* _Task to carry out_:
Go through the entries below and return every line that contains "after".

Dataset extract START

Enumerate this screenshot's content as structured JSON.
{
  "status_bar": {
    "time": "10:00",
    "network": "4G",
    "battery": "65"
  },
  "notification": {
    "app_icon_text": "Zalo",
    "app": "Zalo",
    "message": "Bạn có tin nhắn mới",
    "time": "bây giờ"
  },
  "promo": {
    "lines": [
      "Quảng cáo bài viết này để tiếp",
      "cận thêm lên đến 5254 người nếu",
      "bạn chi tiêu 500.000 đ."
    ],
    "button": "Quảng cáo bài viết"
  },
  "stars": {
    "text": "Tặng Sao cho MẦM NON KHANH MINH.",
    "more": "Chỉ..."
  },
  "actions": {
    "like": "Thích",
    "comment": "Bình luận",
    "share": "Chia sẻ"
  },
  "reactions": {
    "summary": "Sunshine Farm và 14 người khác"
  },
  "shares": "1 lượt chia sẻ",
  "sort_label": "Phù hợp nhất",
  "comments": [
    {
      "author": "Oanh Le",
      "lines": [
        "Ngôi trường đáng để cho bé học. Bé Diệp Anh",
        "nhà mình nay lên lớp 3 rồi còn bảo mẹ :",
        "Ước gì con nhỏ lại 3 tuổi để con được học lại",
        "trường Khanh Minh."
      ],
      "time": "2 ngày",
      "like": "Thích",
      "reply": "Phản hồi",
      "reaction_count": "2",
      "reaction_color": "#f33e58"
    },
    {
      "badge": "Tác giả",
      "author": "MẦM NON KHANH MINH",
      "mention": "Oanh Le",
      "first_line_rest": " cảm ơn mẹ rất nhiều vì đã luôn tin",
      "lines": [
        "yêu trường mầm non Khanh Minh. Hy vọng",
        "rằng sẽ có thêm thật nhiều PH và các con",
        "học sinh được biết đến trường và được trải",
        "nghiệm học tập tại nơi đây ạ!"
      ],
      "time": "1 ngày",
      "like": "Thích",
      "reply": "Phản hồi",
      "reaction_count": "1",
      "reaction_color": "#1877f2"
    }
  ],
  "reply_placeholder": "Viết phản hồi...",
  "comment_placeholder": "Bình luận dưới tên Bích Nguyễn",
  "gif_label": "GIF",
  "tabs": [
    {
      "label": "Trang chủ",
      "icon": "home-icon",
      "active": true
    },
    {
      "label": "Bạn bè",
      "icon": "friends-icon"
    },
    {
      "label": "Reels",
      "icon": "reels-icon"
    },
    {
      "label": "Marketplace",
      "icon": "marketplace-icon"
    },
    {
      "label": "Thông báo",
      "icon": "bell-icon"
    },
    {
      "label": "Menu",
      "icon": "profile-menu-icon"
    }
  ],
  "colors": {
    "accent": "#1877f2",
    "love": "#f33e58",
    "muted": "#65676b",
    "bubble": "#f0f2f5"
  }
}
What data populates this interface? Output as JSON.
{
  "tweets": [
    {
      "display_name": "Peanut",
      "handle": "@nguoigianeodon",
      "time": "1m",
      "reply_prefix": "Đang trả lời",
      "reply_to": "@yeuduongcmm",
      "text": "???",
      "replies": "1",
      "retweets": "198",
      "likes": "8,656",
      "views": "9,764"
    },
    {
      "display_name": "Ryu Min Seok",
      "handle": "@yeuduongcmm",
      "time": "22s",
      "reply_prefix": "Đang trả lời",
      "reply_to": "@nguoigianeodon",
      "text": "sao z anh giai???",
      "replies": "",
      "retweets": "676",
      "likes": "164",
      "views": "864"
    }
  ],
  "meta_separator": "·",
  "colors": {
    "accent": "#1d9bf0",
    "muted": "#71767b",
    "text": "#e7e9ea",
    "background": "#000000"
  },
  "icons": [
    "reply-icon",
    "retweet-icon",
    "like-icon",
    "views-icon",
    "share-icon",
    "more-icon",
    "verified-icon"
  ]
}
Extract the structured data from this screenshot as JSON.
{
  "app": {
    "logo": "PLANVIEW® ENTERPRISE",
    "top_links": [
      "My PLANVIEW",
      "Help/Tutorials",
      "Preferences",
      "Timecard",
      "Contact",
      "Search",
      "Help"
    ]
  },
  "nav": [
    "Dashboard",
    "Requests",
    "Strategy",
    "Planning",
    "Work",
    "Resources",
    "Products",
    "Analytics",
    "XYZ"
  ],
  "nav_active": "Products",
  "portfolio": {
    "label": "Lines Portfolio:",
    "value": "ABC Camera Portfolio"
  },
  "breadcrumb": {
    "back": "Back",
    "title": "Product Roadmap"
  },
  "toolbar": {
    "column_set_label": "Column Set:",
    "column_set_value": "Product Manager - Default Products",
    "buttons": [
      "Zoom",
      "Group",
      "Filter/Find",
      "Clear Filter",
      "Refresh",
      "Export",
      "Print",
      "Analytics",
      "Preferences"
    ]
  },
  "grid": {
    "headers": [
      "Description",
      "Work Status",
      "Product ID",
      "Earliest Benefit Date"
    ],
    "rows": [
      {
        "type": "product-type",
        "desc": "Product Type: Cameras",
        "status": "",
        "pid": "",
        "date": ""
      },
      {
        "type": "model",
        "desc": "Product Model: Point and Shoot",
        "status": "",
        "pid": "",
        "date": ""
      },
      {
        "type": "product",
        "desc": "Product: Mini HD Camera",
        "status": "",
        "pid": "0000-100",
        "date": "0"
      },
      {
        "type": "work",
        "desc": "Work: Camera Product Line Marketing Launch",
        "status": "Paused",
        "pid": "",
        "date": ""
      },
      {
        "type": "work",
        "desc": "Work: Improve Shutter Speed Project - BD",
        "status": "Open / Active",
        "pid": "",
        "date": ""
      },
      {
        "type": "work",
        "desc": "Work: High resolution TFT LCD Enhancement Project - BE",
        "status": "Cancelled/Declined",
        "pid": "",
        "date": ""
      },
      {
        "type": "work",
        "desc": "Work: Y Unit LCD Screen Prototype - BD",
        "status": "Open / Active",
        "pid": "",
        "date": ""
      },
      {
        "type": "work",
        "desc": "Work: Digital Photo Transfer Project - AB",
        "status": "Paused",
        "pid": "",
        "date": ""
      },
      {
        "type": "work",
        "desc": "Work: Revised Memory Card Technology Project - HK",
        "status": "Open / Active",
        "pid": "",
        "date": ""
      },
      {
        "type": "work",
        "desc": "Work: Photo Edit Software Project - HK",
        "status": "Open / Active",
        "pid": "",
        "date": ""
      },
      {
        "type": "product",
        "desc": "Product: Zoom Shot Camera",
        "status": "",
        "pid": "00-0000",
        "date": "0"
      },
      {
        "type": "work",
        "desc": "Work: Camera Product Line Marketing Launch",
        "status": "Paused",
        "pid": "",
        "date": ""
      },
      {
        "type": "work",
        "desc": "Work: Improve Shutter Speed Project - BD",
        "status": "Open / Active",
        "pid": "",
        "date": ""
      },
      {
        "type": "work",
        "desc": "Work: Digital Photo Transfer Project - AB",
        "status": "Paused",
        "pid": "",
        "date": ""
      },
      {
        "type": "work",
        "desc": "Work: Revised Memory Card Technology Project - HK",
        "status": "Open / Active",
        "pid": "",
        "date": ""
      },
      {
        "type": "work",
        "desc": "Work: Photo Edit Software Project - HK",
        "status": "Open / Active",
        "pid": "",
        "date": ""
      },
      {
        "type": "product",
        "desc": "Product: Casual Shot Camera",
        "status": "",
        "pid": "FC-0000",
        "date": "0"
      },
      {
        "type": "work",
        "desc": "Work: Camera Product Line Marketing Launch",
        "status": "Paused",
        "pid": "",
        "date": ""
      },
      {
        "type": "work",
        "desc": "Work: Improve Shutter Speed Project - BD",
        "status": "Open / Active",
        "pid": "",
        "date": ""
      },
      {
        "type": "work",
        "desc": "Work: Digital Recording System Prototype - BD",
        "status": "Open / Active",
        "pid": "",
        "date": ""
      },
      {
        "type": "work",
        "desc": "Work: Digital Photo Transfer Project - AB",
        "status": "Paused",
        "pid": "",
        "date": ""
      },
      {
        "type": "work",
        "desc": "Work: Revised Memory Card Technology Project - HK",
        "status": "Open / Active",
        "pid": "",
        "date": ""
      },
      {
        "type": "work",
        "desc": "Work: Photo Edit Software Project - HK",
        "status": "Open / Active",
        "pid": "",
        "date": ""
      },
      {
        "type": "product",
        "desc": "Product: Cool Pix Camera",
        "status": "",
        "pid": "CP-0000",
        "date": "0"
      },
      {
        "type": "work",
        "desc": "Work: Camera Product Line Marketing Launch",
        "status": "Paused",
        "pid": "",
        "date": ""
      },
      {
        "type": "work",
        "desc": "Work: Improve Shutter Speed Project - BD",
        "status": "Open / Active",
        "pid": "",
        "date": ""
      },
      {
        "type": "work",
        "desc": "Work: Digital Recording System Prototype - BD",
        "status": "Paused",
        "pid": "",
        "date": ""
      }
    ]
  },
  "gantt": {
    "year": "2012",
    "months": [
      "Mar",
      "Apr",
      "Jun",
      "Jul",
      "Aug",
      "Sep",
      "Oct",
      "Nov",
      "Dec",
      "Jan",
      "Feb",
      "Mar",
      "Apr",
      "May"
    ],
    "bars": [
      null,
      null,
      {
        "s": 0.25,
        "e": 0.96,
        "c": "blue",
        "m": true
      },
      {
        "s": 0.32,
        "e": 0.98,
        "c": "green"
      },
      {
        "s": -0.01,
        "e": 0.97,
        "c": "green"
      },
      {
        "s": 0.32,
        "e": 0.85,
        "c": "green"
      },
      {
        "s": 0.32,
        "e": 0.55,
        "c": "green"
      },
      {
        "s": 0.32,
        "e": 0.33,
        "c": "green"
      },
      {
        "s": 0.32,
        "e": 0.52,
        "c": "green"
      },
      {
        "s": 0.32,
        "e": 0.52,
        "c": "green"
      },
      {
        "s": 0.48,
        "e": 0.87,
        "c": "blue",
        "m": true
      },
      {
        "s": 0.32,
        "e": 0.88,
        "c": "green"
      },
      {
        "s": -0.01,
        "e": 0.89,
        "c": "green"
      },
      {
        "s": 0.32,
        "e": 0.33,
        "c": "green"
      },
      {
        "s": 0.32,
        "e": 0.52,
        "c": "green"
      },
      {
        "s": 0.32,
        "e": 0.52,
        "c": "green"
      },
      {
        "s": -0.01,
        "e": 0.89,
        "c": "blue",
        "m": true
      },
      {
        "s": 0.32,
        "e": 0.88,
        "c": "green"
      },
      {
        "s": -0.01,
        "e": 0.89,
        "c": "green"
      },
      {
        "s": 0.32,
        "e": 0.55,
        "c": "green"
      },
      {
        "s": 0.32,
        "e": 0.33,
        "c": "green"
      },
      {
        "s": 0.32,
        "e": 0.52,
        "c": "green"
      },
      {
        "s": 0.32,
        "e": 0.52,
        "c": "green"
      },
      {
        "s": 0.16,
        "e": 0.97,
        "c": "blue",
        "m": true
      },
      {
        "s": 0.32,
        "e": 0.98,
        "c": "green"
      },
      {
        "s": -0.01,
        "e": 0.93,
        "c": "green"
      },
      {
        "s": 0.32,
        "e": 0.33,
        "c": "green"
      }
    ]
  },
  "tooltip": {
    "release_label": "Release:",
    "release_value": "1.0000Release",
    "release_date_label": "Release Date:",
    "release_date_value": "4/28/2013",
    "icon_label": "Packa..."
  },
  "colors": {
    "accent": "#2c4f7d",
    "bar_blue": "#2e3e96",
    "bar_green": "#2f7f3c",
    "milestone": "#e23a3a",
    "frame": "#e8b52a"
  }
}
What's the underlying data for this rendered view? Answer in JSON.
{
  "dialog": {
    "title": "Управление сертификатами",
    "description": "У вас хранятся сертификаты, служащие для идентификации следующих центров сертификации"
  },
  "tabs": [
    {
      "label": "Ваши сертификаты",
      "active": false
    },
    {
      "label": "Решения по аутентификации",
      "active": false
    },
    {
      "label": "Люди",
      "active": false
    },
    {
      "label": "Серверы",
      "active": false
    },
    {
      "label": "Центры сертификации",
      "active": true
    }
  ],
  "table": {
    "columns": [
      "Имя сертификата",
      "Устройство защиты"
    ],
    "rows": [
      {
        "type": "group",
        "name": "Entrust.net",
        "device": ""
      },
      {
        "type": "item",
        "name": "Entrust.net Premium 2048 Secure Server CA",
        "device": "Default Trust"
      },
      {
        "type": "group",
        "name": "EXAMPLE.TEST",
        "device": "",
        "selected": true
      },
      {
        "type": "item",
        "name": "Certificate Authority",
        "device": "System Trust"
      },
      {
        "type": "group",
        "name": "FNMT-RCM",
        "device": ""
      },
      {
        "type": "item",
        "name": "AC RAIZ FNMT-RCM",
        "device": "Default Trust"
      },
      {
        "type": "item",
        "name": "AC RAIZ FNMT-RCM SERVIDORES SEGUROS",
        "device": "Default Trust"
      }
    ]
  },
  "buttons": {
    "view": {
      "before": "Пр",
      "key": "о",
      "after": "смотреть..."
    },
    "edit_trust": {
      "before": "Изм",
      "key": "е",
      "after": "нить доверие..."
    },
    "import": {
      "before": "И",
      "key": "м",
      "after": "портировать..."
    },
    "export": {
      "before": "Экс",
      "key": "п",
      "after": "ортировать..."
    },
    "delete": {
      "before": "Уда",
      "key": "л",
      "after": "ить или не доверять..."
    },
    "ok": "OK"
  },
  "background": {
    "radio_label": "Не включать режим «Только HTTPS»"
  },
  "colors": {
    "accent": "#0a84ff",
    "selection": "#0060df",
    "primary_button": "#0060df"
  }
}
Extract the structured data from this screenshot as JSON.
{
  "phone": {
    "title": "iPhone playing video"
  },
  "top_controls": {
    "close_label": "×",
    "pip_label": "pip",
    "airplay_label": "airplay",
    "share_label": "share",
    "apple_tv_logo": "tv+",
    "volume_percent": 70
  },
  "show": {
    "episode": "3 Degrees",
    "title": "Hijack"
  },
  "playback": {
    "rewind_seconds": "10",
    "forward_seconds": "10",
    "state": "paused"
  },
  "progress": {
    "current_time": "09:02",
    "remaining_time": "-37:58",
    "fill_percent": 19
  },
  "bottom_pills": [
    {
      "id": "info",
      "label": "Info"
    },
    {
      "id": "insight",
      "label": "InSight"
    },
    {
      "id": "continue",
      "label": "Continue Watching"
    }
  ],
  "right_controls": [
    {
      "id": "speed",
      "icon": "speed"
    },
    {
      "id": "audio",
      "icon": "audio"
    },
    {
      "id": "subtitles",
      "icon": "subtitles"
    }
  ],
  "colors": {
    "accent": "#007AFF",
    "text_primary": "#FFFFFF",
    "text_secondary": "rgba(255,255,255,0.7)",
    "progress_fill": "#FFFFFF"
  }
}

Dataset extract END

* _Response to the exercise_:
      "after": "смотреть..."
      "after": "нить доверие..."
      "after": "портировать..."
      "after": "ортировать..."
      "after": "ить или не доверять..."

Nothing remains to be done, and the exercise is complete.